Safeguarding training is valid for 3 years and needs to be renewed at the highest level. For instance, if you are required to undertake Basic Awareness and Foundation for your role, you would only need to renew Foundation after 3 years and there would be no requirement to renew Basic Awareness.
Yes, the training is progressive, if your role requires the Leadership training module you should complete Basic (formerly C0) and Foundation (formerly C1) on-line prior to attending the Leadership session. Leadership will then be due for renewal in three years from date of attendance and you will only need to repeat this session.
Many parishes are offering face-to-face training to those who are in similar circumstances. Contact your Parish Safeguarding Officer to see if this is available in your parish.
The person wishing to deliver this should have completed Leadership Safeguarding Training. Please contact Alison Jones, Safeguarding Administrator at email@example.com for details and resources to ensure that we update our records of training delivered and provide certificates.
Resources for the following are available:
- Basic Awareness
- Safer Recruitment and People Management
- Raising Awareness of Domestic Abuse
Please contact Sophie Allen, Safeguarding Trainer Sophie.firstname.lastname@example.org or Alison Jones, Safeguarding Administrator, Alison.Jones@rochester.anglican.org for these resources and attendance list so that training can be recorded and certificates issued.
The on-line training system is managed by the National Safeguarding Team and therefore we do not have access to your login details or passwords. If your username or password no longer work, choose the Forgotten Your Username or Password link at the login screen. If this still doesn’t help email email@example.com
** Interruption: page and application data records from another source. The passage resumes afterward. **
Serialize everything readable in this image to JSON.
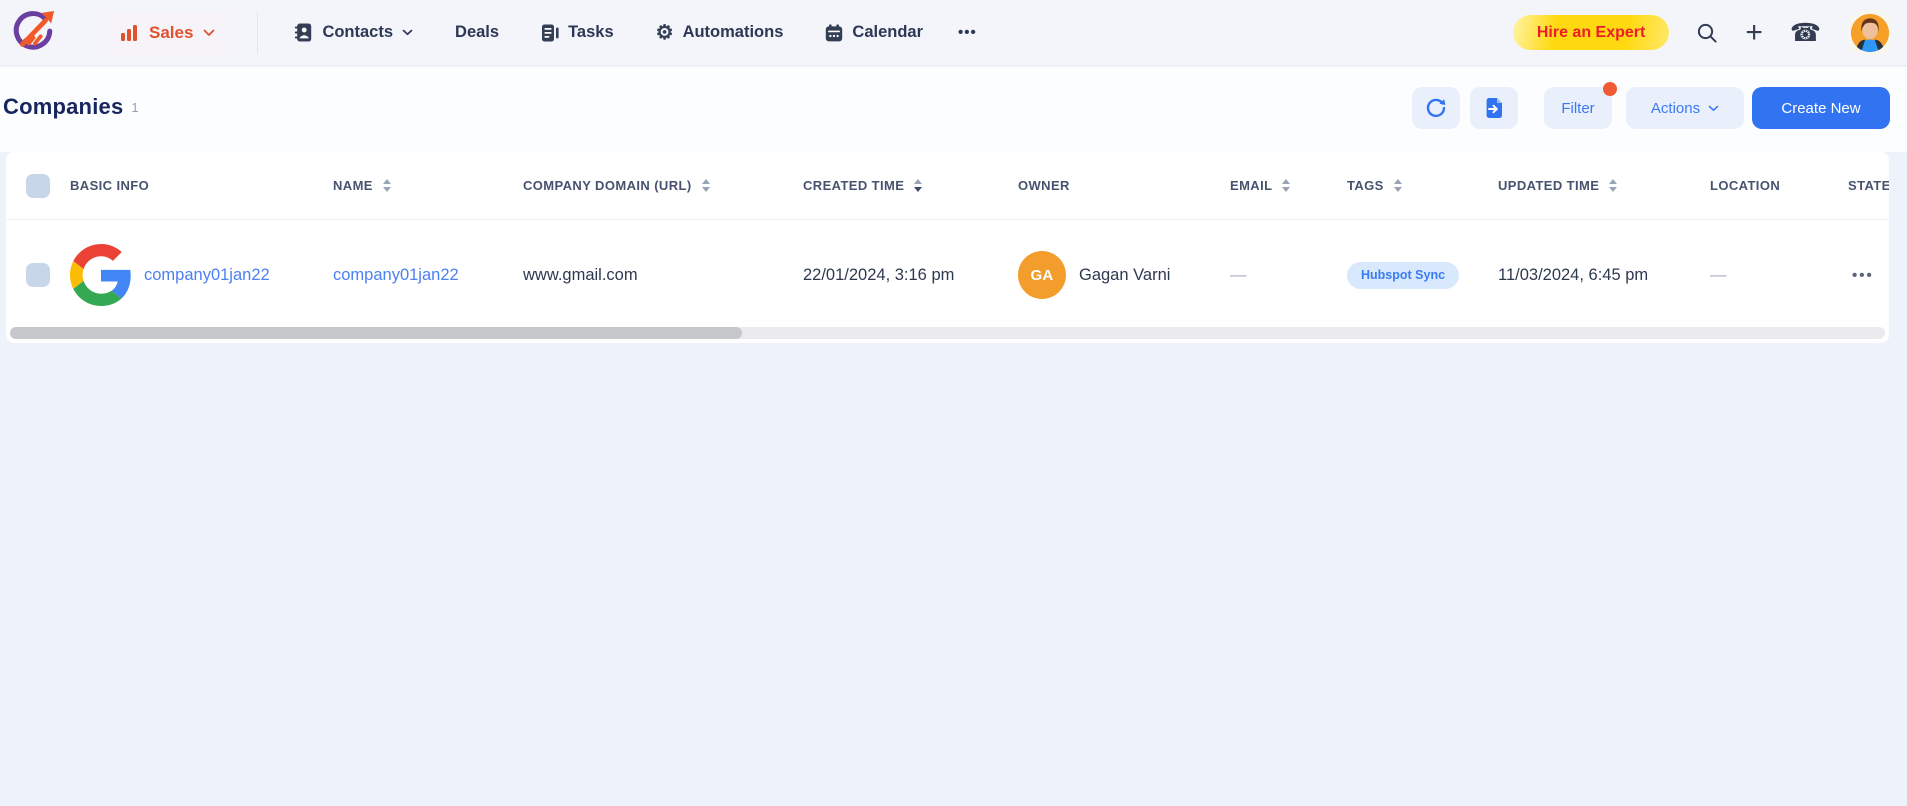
{
  "colors": {
    "accent_blue": "#3273f1",
    "brand_red": "#e2512e",
    "hire_expert_text": "#ea1c2d",
    "hire_expert_bg": "#ffd90f",
    "tag_bg": "#d8e8fd",
    "tag_text": "#3b7cf0",
    "owner_avatar_bg": "#f29d2c",
    "notification_dot": "#f05a35",
    "topnav_bg": "#f3f5fa",
    "page_bg": "#eef2fb"
  },
  "topnav": {
    "logo_icon": "salesmate-logo",
    "workspace": {
      "label": "Sales",
      "icon": "bar-chart-icon",
      "chevron": true
    },
    "items": [
      {
        "label": "Contacts",
        "icon": "contacts-book-icon",
        "chevron": true
      },
      {
        "label": "Deals",
        "icon": "",
        "chevron": false
      },
      {
        "label": "Tasks",
        "icon": "tasks-icon",
        "chevron": false
      },
      {
        "label": "Automations",
        "icon": "gear-icon",
        "chevron": false
      },
      {
        "label": "Calendar",
        "icon": "calendar-icon",
        "chevron": false
      }
    ],
    "glyphs": {
      "more": "•••",
      "gear": "⚙",
      "plus": "+",
      "phone": "☎"
    },
    "hire_expert": {
      "label": "Hire an Expert"
    },
    "right_icons": [
      "search-icon",
      "plus-icon",
      "phone-icon",
      "user-avatar"
    ]
  },
  "page": {
    "title": "Companies",
    "count": "1",
    "toolbar": {
      "refresh_icon": "refresh-icon",
      "export_icon": "export-icon",
      "filter": {
        "label": "Filter",
        "has_notification": true
      },
      "actions": {
        "label": "Actions",
        "chevron": true
      },
      "create_new": {
        "label": "Create New"
      }
    }
  },
  "table": {
    "select_all_checked": false,
    "columns": [
      {
        "label": "BASIC INFO",
        "sortable": false
      },
      {
        "label": "NAME",
        "sortable": true
      },
      {
        "label": "COMPANY DOMAIN (URL)",
        "sortable": true
      },
      {
        "label": "CREATED TIME",
        "sortable": true,
        "sorted": "desc"
      },
      {
        "label": "OWNER",
        "sortable": false
      },
      {
        "label": "EMAIL",
        "sortable": true
      },
      {
        "label": "TAGS",
        "sortable": true
      },
      {
        "label": "UPDATED TIME",
        "sortable": true
      },
      {
        "label": "LOCATION",
        "sortable": false
      },
      {
        "label": "STATE",
        "sortable": false
      }
    ],
    "rows": [
      {
        "selected": false,
        "logo_icon": "google-logo",
        "basic_info": "company01jan22",
        "name": "company01jan22",
        "company_domain_url": "www.gmail.com",
        "created_time": "22/01/2024, 3:16 pm",
        "owner": {
          "initials": "GA",
          "name": "Gagan Varni"
        },
        "email": "—",
        "tags": [
          {
            "label": "Hubspot Sync"
          }
        ],
        "updated_time": "11/03/2024, 6:45 pm",
        "location": "—",
        "state": "",
        "row_menu_glyph": "•••"
      }
    ],
    "hscrollbar": {
      "thumb_fraction": 0.39
    }
  }
}
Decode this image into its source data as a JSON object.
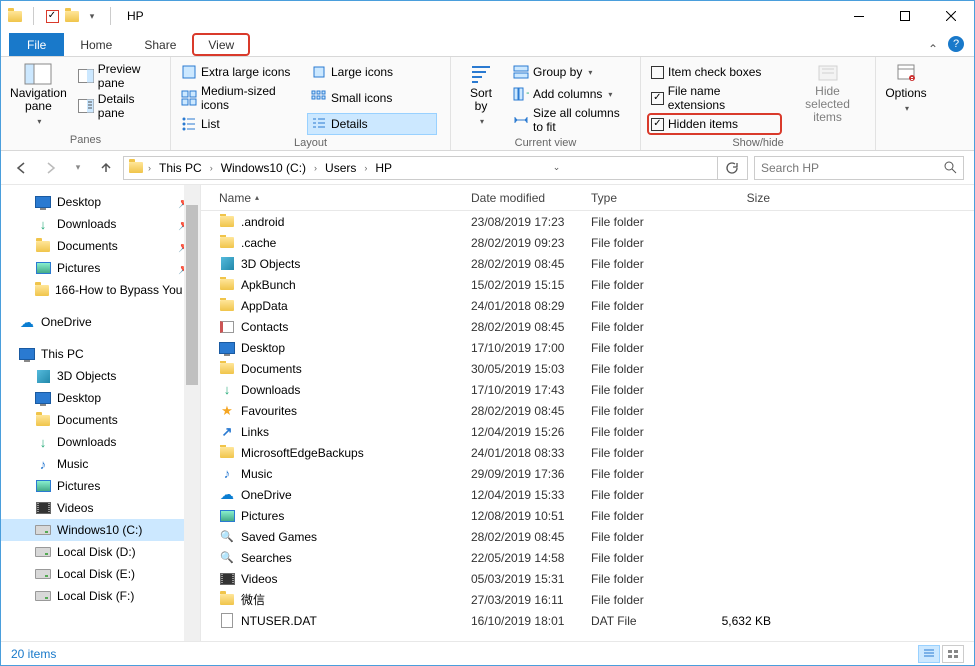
{
  "window": {
    "title": "HP"
  },
  "tabs": {
    "file": "File",
    "home": "Home",
    "share": "Share",
    "view": "View"
  },
  "ribbon": {
    "panes": {
      "nav": "Navigation\npane",
      "preview": "Preview pane",
      "details": "Details pane",
      "label": "Panes"
    },
    "layout": {
      "xl": "Extra large icons",
      "l": "Large icons",
      "m": "Medium-sized icons",
      "s": "Small icons",
      "list": "List",
      "details": "Details",
      "label": "Layout"
    },
    "current": {
      "sort": "Sort\nby",
      "group": "Group by",
      "addcols": "Add columns",
      "sizeall": "Size all columns to fit",
      "label": "Current view"
    },
    "showhide": {
      "itemcheck": "Item check boxes",
      "ext": "File name extensions",
      "hidden": "Hidden items",
      "hidesel": "Hide selected\nitems",
      "label": "Show/hide"
    },
    "options": "Options"
  },
  "breadcrumb": [
    "This PC",
    "Windows10 (C:)",
    "Users",
    "HP"
  ],
  "search": {
    "placeholder": "Search HP"
  },
  "tree": {
    "quick": [
      {
        "label": "Desktop",
        "icon": "monitor",
        "pin": true
      },
      {
        "label": "Downloads",
        "icon": "dl",
        "pin": true
      },
      {
        "label": "Documents",
        "icon": "folder",
        "pin": true
      },
      {
        "label": "Pictures",
        "icon": "pic",
        "pin": true
      },
      {
        "label": "166-How to Bypass You",
        "icon": "folder",
        "pin": true
      }
    ],
    "onedrive": "OneDrive",
    "thispc": "This PC",
    "pcitems": [
      {
        "label": "3D Objects",
        "icon": "cube"
      },
      {
        "label": "Desktop",
        "icon": "monitor"
      },
      {
        "label": "Documents",
        "icon": "folder"
      },
      {
        "label": "Downloads",
        "icon": "dl"
      },
      {
        "label": "Music",
        "icon": "music"
      },
      {
        "label": "Pictures",
        "icon": "pic"
      },
      {
        "label": "Videos",
        "icon": "vid"
      },
      {
        "label": "Windows10 (C:)",
        "icon": "drive",
        "sel": true
      },
      {
        "label": "Local Disk (D:)",
        "icon": "drive"
      },
      {
        "label": "Local Disk (E:)",
        "icon": "drive"
      },
      {
        "label": "Local Disk (F:)",
        "icon": "drive"
      }
    ]
  },
  "cols": {
    "name": "Name",
    "date": "Date modified",
    "type": "Type",
    "size": "Size"
  },
  "rows": [
    {
      "name": ".android",
      "date": "23/08/2019 17:23",
      "type": "File folder",
      "icon": "folder"
    },
    {
      "name": ".cache",
      "date": "28/02/2019 09:23",
      "type": "File folder",
      "icon": "folder"
    },
    {
      "name": "3D Objects",
      "date": "28/02/2019 08:45",
      "type": "File folder",
      "icon": "cube"
    },
    {
      "name": "ApkBunch",
      "date": "15/02/2019 15:15",
      "type": "File folder",
      "icon": "folder"
    },
    {
      "name": "AppData",
      "date": "24/01/2018 08:29",
      "type": "File folder",
      "icon": "folder"
    },
    {
      "name": "Contacts",
      "date": "28/02/2019 08:45",
      "type": "File folder",
      "icon": "contact"
    },
    {
      "name": "Desktop",
      "date": "17/10/2019 17:00",
      "type": "File folder",
      "icon": "monitor"
    },
    {
      "name": "Documents",
      "date": "30/05/2019 15:03",
      "type": "File folder",
      "icon": "folder"
    },
    {
      "name": "Downloads",
      "date": "17/10/2019 17:43",
      "type": "File folder",
      "icon": "dl"
    },
    {
      "name": "Favourites",
      "date": "28/02/2019 08:45",
      "type": "File folder",
      "icon": "star"
    },
    {
      "name": "Links",
      "date": "12/04/2019 15:26",
      "type": "File folder",
      "icon": "link"
    },
    {
      "name": "MicrosoftEdgeBackups",
      "date": "24/01/2018 08:33",
      "type": "File folder",
      "icon": "folder"
    },
    {
      "name": "Music",
      "date": "29/09/2019 17:36",
      "type": "File folder",
      "icon": "music"
    },
    {
      "name": "OneDrive",
      "date": "12/04/2019 15:33",
      "type": "File folder",
      "icon": "cloud"
    },
    {
      "name": "Pictures",
      "date": "12/08/2019 10:51",
      "type": "File folder",
      "icon": "pic"
    },
    {
      "name": "Saved Games",
      "date": "28/02/2019 08:45",
      "type": "File folder",
      "icon": "search"
    },
    {
      "name": "Searches",
      "date": "22/05/2019 14:58",
      "type": "File folder",
      "icon": "search"
    },
    {
      "name": "Videos",
      "date": "05/03/2019 15:31",
      "type": "File folder",
      "icon": "vid"
    },
    {
      "name": "微信",
      "date": "27/03/2019 16:11",
      "type": "File folder",
      "icon": "folder"
    },
    {
      "name": "NTUSER.DAT",
      "date": "16/10/2019 18:01",
      "type": "DAT File",
      "size": "5,632 KB",
      "icon": "file"
    }
  ],
  "status": {
    "count": "20 items"
  }
}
You will either need to create another email address for the second person or email firstname.lastname@example.org
Log into the training portal at https://safeguardingtraining.cofeportal.org click on your name at the top right of the screen, select "View Profile", under the heading “Miscellaneous”, choose “My Certificates”. Find the certificate you wish to download and click on the download symbol on the right below “File”.
Email is not secure therefore good practice states that personal details should be recorded or detailed in a Word document which is then password protected and sent to the Safeguarding Team. The password should be passed to the Safeguarding Team either by text or verbally, it should not be sent in another email. A guide to password protecting documents can be found here
Other FAQs can be found on the thirtyone:eight website at https://thirtyoneeight.org/about-us/faqs/